plt.plot(data['t'], data['y_euler'], label='euler')
plt.legend()

# initialization function: plot the background of each frame
def init():
h_hits.set_data([], [])
h_y.set_data([], [])
return (h_hits, h_y,)

# animation function. This is called sequentially
def animate(i):
dt_impulse = 1 - 0.01*i
if dt_impulse < 0.01:
dt_impulse = 0.01
data = sim(dt_impulse)
h_hits.set_data(data['t'], data['hits'])
h_y.set_data(data['t'], data['y'])
return (h_hits, h_y,)

# call the animator. blit=True means only re-draw the parts that have changed.
anim = animation.FuncAnimation(fig, animate, init_func=init,
frames=100, interval=100, blit=True)
plt.close()
return anim

anim = make_movie()
anim.save('convolution.mp4')
HTML(anim.to_html5_video())

Out[5]:
In [6]:
def find_inv_laplace():
t = sympy.symbols('t', real=True)
s= sympy.symbols('s', complex=True)
return sympy.inverse_laplace_transform(1/(s+1)*1/(s**2+1), s, t)

find_inv_laplace()

Out[6]:
$\displaystyle \frac{\sin{\left(t \right)} \theta\left(t\right)}{2} - \frac{\cos{\left(t \right)} \theta\left(t\right)}{2} + \frac{e^{- t} \theta\left(t\right)}{2}$
In [7]:
def find_laplace():
t = sympy.symbols('t', real=True)
s= sympy.symbols('s', complex=True)
return sympy.laplace_transform(sympy.sin(t), t, s)

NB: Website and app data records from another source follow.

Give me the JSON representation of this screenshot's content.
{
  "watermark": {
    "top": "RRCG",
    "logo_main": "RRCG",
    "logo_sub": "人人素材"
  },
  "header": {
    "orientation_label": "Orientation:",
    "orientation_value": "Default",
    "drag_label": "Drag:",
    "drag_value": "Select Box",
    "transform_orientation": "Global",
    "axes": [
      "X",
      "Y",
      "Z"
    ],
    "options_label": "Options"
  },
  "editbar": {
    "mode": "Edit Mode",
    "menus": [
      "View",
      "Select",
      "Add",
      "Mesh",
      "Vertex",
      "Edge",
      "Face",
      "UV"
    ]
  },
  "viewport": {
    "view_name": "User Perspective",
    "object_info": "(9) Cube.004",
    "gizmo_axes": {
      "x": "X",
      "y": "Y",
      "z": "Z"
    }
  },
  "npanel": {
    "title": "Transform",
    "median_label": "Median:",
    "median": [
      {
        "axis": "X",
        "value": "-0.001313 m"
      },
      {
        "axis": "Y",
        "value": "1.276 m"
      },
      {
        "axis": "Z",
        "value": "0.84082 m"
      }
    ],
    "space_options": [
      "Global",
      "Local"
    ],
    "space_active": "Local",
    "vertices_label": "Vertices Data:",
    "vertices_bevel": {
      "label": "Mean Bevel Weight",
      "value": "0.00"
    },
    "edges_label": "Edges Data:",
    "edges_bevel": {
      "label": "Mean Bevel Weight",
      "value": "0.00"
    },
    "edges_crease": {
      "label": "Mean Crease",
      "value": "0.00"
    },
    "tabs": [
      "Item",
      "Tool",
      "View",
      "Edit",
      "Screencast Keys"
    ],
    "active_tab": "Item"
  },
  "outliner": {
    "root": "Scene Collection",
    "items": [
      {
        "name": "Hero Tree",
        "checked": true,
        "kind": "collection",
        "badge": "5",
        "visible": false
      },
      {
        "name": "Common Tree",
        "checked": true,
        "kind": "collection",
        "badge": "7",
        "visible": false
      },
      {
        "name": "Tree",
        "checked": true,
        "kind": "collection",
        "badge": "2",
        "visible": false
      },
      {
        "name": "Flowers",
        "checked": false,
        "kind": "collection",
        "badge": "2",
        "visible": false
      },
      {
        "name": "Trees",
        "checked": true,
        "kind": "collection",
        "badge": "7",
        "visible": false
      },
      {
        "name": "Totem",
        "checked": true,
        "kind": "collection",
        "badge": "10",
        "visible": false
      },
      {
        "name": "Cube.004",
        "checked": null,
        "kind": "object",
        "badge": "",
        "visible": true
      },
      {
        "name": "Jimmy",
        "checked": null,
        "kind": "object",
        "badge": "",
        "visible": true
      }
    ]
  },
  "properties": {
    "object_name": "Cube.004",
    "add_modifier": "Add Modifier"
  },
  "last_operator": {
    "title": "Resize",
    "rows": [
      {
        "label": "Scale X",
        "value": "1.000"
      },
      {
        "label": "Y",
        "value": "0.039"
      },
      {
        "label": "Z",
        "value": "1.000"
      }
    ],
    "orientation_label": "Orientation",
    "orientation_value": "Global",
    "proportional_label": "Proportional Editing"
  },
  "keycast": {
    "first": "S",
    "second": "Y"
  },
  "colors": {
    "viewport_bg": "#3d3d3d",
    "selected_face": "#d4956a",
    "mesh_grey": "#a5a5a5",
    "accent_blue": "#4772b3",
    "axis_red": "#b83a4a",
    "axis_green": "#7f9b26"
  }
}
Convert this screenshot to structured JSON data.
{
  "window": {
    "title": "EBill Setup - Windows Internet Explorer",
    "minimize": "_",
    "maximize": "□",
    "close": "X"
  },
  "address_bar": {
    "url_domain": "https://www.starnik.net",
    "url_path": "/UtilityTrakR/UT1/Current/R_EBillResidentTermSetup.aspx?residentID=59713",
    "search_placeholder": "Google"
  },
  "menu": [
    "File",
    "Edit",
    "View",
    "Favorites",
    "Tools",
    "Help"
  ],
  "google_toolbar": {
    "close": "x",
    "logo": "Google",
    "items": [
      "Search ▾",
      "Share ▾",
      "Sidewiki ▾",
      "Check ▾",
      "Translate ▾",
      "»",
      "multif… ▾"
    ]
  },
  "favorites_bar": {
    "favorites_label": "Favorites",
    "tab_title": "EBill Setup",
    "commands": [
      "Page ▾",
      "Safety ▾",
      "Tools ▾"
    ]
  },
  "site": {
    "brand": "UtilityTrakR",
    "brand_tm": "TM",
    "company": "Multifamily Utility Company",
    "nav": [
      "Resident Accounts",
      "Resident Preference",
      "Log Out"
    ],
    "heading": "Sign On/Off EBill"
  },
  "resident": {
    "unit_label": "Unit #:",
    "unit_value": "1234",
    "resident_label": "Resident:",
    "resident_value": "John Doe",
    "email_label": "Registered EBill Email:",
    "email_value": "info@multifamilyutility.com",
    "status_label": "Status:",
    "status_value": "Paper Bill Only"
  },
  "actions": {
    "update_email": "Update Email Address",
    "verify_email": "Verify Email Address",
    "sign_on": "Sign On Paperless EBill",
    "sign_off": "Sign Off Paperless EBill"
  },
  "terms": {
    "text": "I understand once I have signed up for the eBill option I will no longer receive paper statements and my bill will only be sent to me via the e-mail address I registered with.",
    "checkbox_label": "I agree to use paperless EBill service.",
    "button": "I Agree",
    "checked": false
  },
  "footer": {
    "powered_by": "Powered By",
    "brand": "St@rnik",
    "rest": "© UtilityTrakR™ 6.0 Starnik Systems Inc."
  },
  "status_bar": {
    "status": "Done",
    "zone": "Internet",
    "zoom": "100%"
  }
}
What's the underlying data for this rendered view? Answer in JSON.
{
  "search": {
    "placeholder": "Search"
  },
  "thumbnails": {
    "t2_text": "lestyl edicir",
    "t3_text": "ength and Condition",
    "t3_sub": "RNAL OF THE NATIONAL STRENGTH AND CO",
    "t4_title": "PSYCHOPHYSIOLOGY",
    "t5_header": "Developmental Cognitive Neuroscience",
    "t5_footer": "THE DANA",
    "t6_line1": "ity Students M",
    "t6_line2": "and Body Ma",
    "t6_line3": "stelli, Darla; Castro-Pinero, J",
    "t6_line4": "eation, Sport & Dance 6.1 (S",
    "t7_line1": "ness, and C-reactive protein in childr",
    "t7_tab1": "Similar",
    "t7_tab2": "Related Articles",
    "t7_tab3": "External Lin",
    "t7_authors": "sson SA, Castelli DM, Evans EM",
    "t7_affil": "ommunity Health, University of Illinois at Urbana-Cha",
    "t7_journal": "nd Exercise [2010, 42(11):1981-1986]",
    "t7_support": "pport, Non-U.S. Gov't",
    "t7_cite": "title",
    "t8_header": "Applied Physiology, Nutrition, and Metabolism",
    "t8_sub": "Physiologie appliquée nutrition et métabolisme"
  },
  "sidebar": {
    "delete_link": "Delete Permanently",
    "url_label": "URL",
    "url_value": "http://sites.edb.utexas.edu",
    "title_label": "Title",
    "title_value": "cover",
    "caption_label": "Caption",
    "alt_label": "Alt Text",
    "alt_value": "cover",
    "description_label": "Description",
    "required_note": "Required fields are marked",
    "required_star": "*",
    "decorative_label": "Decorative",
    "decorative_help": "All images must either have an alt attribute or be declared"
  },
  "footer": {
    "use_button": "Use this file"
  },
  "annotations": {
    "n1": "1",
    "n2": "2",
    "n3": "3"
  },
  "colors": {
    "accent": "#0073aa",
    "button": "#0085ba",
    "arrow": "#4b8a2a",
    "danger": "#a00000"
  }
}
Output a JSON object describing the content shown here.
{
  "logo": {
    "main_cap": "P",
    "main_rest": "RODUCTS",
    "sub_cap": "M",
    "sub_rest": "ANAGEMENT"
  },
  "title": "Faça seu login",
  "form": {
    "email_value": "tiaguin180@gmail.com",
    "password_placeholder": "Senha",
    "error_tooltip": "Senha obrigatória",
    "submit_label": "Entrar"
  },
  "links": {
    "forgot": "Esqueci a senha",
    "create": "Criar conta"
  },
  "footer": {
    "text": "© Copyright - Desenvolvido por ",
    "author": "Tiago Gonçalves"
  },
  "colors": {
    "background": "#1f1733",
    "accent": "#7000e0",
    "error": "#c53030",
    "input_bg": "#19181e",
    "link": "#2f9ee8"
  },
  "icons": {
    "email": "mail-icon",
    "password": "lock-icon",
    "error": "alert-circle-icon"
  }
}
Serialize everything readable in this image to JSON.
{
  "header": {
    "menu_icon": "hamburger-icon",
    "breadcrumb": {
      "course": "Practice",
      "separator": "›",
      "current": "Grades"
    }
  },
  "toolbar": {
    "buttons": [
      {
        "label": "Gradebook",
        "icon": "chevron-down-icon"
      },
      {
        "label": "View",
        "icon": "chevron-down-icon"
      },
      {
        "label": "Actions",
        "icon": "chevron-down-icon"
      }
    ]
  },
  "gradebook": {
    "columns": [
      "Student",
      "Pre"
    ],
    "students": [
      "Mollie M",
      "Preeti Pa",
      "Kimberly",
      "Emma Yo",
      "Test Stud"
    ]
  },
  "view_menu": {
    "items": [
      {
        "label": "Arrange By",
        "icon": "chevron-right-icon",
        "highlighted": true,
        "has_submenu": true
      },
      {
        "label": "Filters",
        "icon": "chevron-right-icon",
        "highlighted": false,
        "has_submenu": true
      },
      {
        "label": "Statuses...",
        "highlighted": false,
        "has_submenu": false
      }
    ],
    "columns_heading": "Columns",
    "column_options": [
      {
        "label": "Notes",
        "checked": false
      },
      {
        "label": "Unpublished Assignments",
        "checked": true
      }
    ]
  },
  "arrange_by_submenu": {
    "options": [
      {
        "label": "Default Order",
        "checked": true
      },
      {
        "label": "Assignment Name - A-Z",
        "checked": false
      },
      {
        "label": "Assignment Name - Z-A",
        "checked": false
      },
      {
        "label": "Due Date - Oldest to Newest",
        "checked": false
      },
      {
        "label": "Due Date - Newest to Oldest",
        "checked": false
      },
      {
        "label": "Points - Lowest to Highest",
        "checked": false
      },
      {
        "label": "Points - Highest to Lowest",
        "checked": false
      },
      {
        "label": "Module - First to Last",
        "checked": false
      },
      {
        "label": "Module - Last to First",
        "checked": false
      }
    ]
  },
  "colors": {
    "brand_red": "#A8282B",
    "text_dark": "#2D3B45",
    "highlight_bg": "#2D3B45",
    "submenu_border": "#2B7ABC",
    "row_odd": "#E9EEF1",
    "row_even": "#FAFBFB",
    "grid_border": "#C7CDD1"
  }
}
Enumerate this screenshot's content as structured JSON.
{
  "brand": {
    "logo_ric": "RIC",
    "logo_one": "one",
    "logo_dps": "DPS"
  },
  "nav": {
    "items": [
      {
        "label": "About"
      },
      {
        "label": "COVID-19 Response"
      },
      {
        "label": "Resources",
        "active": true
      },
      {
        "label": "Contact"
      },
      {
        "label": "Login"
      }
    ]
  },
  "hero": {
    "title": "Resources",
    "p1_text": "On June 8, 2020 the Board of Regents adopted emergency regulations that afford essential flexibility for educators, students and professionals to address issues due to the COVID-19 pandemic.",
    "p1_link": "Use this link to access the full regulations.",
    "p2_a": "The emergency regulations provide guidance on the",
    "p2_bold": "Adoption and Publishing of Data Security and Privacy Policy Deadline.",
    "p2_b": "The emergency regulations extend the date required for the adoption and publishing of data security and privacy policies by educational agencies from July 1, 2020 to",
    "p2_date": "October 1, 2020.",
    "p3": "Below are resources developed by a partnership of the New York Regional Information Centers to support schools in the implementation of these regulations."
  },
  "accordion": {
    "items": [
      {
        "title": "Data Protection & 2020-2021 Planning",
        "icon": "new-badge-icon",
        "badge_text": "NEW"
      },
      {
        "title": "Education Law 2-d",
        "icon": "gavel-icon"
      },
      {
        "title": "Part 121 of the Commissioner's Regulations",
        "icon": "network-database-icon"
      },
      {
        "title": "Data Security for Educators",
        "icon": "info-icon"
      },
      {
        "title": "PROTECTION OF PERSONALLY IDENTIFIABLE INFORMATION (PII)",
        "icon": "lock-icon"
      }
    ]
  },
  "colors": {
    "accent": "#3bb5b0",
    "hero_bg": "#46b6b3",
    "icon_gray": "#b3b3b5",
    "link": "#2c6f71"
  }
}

find_laplace()

Out[7]:
$\displaystyle \left( \frac{1}{s^{2} + 1}, \ 0, \ \text{True}\right)$